The state's high court dealt a blow to voters having the opportunity to enact ethics reform in Utah, deciding on Tuesday that more than 120,000 signatures gathered by ethics proponents did not meet requirements. In a single paragraph, thousands of volunteers, tens of thousands of volunteer hours, are now wasted.
The high court maintained Bell's decision that electronic signatures to a petition lack legitimacy. This keeps Utah firmly in the 19th century of identification tabulations. It's also ridiculous reasoning because so many important, confidential, aspects of our lives are handled through electronic identification.
The truth has always been that the dominant political force in our state does not want real ethics reform.
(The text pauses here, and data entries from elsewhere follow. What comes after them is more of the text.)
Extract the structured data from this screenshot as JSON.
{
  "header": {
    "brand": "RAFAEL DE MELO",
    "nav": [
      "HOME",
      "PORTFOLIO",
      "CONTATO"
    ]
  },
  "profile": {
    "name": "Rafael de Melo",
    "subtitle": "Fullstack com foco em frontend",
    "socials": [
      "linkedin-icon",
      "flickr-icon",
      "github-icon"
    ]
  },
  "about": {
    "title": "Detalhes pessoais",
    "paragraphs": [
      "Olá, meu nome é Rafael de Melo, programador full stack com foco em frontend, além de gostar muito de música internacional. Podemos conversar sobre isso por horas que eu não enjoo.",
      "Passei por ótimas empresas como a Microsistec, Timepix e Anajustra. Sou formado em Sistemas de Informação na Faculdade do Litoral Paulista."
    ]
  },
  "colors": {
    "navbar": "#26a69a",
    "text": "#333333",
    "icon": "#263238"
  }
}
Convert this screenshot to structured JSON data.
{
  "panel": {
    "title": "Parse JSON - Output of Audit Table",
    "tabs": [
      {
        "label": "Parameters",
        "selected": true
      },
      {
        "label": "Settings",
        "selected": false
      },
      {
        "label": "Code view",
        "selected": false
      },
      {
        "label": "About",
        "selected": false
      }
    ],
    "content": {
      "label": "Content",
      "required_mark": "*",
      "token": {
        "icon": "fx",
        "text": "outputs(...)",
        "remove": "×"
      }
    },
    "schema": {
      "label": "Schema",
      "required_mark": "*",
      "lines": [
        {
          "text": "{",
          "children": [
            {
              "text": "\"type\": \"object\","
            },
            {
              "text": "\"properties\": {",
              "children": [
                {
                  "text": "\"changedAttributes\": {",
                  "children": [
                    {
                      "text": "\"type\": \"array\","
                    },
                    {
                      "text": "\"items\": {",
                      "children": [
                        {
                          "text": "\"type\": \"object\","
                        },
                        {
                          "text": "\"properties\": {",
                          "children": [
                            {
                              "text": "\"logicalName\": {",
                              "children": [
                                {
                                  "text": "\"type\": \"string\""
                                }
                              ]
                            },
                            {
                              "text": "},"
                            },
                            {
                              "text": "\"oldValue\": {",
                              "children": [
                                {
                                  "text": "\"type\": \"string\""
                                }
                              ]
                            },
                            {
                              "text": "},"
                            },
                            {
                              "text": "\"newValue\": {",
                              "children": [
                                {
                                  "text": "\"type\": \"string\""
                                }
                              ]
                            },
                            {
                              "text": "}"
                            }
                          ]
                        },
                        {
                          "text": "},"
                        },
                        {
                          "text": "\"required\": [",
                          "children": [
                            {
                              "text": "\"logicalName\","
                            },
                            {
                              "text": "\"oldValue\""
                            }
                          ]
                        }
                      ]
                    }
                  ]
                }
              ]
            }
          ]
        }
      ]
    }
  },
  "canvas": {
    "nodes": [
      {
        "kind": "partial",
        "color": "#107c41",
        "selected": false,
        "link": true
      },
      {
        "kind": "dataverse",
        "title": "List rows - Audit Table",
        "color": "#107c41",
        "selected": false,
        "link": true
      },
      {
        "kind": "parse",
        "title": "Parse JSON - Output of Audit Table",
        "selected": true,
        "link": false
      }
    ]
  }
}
They have crafted "baby-steps" ethics laws that allow them loopholes to freeload food and gifts and also retain their ability to gobble up all the campaign cash they can beg for and maintain elite relationships with lobbyists.
In fact, Sen. Bramble last year passed a bill that makes it even more difficult to put ethics reform on the ballot in the future. The new law maintains a ban on electronic signatures and increases the already ridiculous amount of signatures needed to get a citizens' initiative to a vote, by basing a required number on a percentage of votes in a presidential election, which are always higher.
We agree with David Irvine, who represents Utahns for Ethical Government, the group behind the referendum, that this is a defeat for citizens and grassroots efforts. We urge the majority of Utah residents -- who do support a cleaner government -- to not give up trying to effect real ethics reform.
Voters, please remember when you go to the polls, which of your legislators support real ethics and which legislators are enablers of the current imperfect system.